WORK ORDER → Could you please retype the records exactly, minus their pictures?

RECORDS SHOWN →

━━━━━━━━

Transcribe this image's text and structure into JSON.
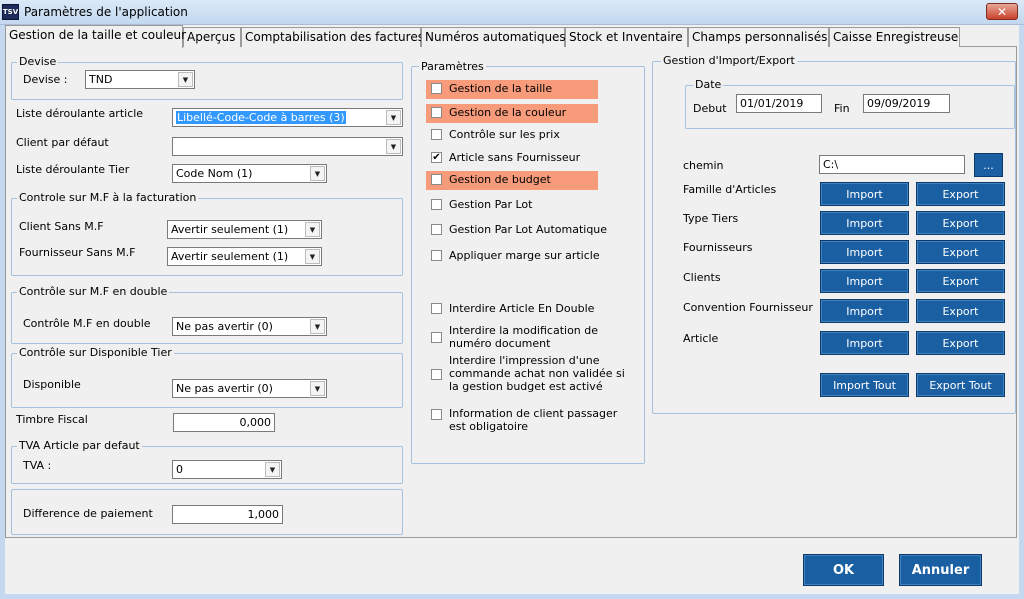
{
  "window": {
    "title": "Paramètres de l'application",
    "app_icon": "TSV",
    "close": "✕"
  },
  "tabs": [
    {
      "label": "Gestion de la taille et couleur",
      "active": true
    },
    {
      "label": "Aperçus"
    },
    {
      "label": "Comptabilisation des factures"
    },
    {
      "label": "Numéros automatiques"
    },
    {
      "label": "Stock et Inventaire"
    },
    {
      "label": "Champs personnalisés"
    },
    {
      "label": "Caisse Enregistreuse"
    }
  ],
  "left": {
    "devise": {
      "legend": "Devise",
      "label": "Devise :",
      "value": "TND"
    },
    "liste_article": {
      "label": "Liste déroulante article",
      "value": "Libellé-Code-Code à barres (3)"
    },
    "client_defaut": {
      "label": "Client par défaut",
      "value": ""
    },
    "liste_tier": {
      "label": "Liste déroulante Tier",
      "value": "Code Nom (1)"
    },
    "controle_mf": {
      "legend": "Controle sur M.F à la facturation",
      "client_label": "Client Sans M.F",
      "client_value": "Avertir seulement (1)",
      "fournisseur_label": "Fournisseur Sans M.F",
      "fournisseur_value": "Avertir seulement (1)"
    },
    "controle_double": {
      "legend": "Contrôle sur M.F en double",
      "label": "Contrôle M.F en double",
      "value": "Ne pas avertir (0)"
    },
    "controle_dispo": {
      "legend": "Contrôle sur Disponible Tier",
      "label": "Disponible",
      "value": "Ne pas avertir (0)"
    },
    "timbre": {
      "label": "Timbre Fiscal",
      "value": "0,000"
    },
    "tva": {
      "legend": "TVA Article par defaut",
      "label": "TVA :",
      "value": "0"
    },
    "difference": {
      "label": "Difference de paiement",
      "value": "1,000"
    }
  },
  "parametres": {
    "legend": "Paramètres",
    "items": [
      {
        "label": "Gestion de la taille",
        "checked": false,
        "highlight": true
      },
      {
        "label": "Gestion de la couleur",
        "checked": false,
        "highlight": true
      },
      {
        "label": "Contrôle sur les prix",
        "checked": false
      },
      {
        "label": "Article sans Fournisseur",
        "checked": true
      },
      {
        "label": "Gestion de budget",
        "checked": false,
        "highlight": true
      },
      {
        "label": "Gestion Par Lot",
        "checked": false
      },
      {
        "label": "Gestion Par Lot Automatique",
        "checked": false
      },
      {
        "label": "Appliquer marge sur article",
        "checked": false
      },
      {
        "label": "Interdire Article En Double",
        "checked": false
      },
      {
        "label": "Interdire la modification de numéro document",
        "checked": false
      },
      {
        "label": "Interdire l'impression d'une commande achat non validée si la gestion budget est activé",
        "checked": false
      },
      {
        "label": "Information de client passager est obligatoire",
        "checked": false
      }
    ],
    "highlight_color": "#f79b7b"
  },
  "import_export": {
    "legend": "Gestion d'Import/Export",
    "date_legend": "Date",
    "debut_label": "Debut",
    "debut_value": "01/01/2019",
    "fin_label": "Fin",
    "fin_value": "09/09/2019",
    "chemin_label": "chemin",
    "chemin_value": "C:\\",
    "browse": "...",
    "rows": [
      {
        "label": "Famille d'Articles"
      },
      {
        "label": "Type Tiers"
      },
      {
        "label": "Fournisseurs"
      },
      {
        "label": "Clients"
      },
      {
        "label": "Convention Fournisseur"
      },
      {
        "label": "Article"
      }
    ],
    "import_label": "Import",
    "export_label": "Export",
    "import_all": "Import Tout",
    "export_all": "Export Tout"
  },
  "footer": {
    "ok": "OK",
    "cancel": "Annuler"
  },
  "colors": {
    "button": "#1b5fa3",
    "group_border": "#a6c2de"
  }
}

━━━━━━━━

REPLY →
Transcribe this image's text and structure into JSON.
{
  "window": {
    "title": "Paramètres de l'application",
    "app_icon": "TSV",
    "close": "✕"
  },
  "tabs": [
    {
      "label": "Gestion de la taille et couleur",
      "active": true
    },
    {
      "label": "Aperçus"
    },
    {
      "label": "Comptabilisation des factures"
    },
    {
      "label": "Numéros automatiques"
    },
    {
      "label": "Stock et Inventaire"
    },
    {
      "label": "Champs personnalisés"
    },
    {
      "label": "Caisse Enregistreuse"
    }
  ],
  "left": {
    "devise": {
      "legend": "Devise",
      "label": "Devise :",
      "value": "TND"
    },
    "liste_article": {
      "label": "Liste déroulante article",
      "value": "Libellé-Code-Code à barres (3)"
    },
    "client_defaut": {
      "label": "Client par défaut",
      "value": ""
    },
    "liste_tier": {
      "label": "Liste déroulante Tier",
      "value": "Code Nom (1)"
    },
    "controle_mf": {
      "legend": "Controle sur M.F à la facturation",
      "client_label": "Client Sans M.F",
      "client_value": "Avertir seulement (1)",
      "fournisseur_label": "Fournisseur Sans M.F",
      "fournisseur_value": "Avertir seulement (1)"
    },
    "controle_double": {
      "legend": "Contrôle sur M.F en double",
      "label": "Contrôle M.F en double",
      "value": "Ne pas avertir (0)"
    },
    "controle_dispo": {
      "legend": "Contrôle sur Disponible Tier",
      "label": "Disponible",
      "value": "Ne pas avertir (0)"
    },
    "timbre": {
      "label": "Timbre Fiscal",
      "value": "0,000"
    },
    "tva": {
      "legend": "TVA Article par defaut",
      "label": "TVA :",
      "value": "0"
    },
    "difference": {
      "label": "Difference de paiement",
      "value": "1,000"
    }
  },
  "parametres": {
    "legend": "Paramètres",
    "items": [
      {
        "label": "Gestion de la taille",
        "checked": false,
        "highlight": true
      },
      {
        "label": "Gestion de la couleur",
        "checked": false,
        "highlight": true
      },
      {
        "label": "Contrôle sur les prix",
        "checked": false
      },
      {
        "label": "Article sans Fournisseur",
        "checked": true
      },
      {
        "label": "Gestion de budget",
        "checked": false,
        "highlight": true
      },
      {
        "label": "Gestion Par Lot",
        "checked": false
      },
      {
        "label": "Gestion Par Lot Automatique",
        "checked": false
      },
      {
        "label": "Appliquer marge sur article",
        "checked": false
      },
      {
        "label": "Interdire Article En Double",
        "checked": false
      },
      {
        "label": "Interdire la modification de numéro document",
        "checked": false
      },
      {
        "label": "Interdire l'impression d'une commande achat non validée si la gestion budget est activé",
        "checked": false
      },
      {
        "label": "Information de client passager est obligatoire",
        "checked": false
      }
    ],
    "highlight_color": "#f79b7b"
  },
  "import_export": {
    "legend": "Gestion d'Import/Export",
    "date_legend": "Date",
    "debut_label": "Debut",
    "debut_value": "01/01/2019",
    "fin_label": "Fin",
    "fin_value": "09/09/2019",
    "chemin_label": "chemin",
    "chemin_value": "C:\\",
    "browse": "...",
    "rows": [
      {
        "label": "Famille d'Articles"
      },
      {
        "label": "Type Tiers"
      },
      {
        "label": "Fournisseurs"
      },
      {
        "label": "Clients"
      },
      {
        "label": "Convention Fournisseur"
      },
      {
        "label": "Article"
      }
    ],
    "import_label": "Import",
    "export_label": "Export",
    "import_all": "Import Tout",
    "export_all": "Export Tout"
  },
  "footer": {
    "ok": "OK",
    "cancel": "Annuler"
  },
  "colors": {
    "button": "#1b5fa3",
    "group_border": "#a6c2de"
  }
}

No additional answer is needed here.